- **Requirement**:
Every line below that includes the word "name" needs to be copied.

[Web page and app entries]
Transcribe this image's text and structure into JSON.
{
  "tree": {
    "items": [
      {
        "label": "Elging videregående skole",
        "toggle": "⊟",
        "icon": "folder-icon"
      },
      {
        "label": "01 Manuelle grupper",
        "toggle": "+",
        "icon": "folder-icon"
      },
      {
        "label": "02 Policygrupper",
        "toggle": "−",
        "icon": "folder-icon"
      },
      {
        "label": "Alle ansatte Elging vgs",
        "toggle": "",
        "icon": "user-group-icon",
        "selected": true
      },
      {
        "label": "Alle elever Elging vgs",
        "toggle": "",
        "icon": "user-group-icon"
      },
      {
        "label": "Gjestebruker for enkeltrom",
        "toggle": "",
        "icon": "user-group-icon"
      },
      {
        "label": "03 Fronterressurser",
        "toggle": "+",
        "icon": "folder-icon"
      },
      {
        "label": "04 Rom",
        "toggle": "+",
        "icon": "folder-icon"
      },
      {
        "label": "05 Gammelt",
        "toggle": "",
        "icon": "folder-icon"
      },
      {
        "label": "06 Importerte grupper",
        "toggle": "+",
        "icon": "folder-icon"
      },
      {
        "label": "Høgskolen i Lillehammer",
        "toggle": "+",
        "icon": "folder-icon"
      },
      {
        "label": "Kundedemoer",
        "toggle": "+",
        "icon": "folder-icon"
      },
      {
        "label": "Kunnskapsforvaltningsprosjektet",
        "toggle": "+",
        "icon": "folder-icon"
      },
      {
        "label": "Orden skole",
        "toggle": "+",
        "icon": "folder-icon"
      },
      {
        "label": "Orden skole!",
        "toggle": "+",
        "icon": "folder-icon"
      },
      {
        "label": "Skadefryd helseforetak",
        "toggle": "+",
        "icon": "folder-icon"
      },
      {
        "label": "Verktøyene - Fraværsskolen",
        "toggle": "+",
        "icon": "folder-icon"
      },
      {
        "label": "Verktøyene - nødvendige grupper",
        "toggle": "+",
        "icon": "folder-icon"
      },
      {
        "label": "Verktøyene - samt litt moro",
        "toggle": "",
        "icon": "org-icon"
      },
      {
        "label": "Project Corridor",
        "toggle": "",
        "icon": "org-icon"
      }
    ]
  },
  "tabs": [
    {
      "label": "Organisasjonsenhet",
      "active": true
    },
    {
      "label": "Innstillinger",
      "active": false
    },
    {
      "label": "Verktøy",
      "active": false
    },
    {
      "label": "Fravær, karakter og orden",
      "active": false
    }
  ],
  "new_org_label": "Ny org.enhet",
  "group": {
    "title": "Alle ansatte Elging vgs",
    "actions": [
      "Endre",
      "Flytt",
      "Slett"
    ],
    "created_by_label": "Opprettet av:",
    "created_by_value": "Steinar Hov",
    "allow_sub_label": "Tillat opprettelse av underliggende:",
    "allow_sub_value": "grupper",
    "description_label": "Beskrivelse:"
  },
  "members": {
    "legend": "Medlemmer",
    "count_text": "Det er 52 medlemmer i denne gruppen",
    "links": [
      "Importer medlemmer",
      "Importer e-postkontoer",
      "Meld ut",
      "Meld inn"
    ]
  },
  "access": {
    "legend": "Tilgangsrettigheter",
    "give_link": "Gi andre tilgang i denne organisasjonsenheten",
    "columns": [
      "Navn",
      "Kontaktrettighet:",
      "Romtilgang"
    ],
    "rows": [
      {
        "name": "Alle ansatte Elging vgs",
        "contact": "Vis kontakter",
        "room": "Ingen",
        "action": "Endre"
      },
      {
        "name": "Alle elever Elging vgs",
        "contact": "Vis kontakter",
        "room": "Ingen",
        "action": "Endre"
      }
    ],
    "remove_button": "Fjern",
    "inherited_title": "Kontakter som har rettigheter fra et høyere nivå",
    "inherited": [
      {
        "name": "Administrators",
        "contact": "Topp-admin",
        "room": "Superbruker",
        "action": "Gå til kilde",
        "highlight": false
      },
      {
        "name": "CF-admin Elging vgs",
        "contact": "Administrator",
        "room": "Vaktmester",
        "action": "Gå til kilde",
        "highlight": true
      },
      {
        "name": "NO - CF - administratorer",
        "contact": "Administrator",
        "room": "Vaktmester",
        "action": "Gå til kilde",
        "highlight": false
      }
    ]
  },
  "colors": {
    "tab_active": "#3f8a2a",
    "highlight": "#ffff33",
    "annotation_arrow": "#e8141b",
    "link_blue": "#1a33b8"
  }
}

- **Solution for this task**:
        "name": "Alle ansatte Elging vgs",
        "name": "Alle elever Elging vgs",
        "name": "Administrators",
        "name": "CF-admin Elging vgs",
        "name": "NO - CF - administratorer",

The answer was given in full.